#### What is required:
Going through the entries below, copy out each line that contains "Part".

#### Materials provided:
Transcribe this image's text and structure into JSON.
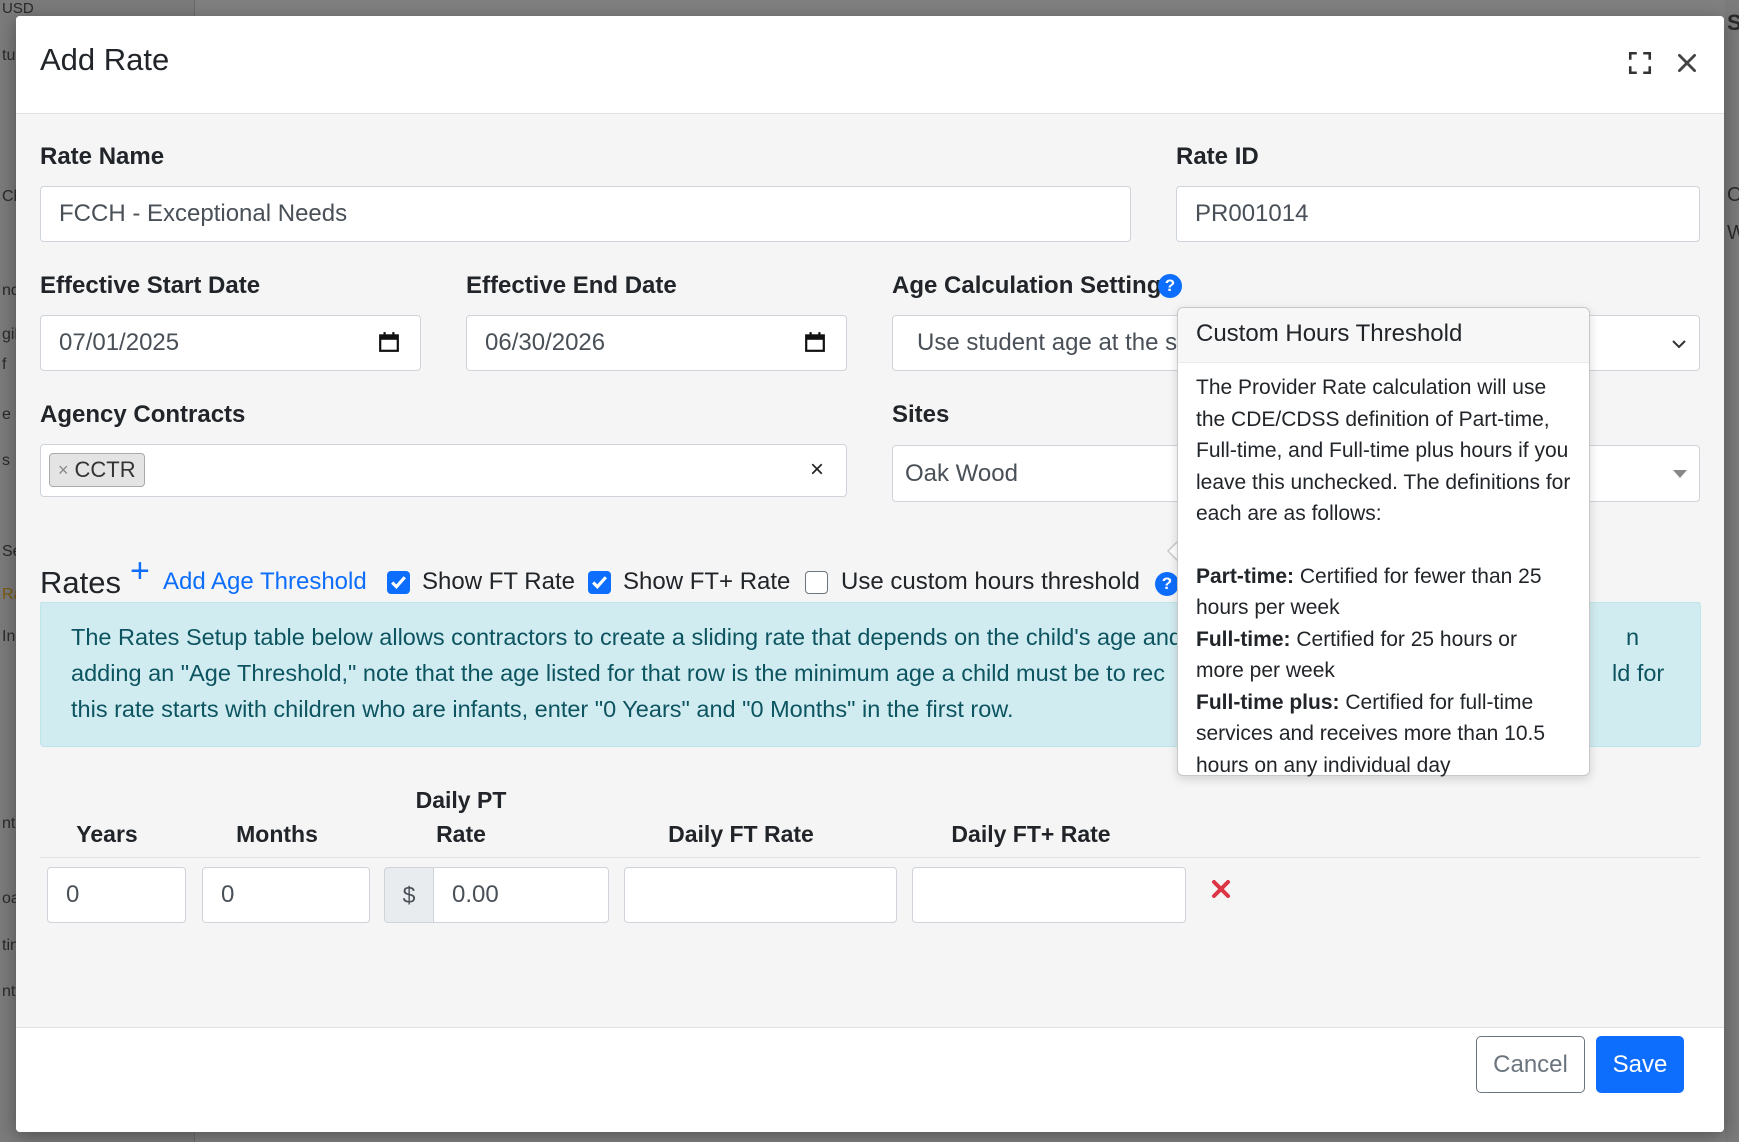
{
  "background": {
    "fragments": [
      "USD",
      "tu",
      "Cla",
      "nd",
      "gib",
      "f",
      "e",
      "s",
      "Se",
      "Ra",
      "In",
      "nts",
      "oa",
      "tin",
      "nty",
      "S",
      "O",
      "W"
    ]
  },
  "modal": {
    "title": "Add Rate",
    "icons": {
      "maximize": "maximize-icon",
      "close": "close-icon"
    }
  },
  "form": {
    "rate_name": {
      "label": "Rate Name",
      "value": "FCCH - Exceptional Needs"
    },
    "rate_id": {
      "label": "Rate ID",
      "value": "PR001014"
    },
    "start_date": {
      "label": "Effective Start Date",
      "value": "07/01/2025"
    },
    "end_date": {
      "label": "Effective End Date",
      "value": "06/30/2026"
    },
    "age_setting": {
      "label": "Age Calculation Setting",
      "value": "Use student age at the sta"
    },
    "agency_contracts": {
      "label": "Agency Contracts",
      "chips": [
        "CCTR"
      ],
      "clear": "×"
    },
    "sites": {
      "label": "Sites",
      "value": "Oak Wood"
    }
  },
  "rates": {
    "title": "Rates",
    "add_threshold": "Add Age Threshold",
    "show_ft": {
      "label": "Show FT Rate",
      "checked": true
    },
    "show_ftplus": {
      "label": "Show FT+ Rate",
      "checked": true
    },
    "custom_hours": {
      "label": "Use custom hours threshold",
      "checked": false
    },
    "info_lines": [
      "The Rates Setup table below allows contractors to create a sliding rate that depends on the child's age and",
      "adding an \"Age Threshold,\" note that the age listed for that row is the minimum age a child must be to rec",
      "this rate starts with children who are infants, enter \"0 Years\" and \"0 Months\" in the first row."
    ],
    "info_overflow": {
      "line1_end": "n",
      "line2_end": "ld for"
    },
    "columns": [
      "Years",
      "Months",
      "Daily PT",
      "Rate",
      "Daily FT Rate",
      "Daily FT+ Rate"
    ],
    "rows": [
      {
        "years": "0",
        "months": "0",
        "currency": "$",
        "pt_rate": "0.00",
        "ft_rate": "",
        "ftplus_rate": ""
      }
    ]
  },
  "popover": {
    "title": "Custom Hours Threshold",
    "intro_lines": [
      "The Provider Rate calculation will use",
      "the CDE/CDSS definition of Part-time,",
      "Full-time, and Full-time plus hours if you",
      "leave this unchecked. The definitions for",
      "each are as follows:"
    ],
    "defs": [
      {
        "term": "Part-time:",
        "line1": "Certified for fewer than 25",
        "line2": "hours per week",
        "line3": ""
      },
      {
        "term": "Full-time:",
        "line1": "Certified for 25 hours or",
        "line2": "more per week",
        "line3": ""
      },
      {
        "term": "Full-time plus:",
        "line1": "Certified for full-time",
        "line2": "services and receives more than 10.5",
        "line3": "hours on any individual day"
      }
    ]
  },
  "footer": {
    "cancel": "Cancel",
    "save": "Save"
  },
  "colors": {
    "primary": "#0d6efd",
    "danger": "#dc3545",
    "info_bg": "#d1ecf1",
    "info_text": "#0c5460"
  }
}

#### Answer for the task:
      "the CDE/CDSS definition of Part-time,",
        "term": "Part-time:",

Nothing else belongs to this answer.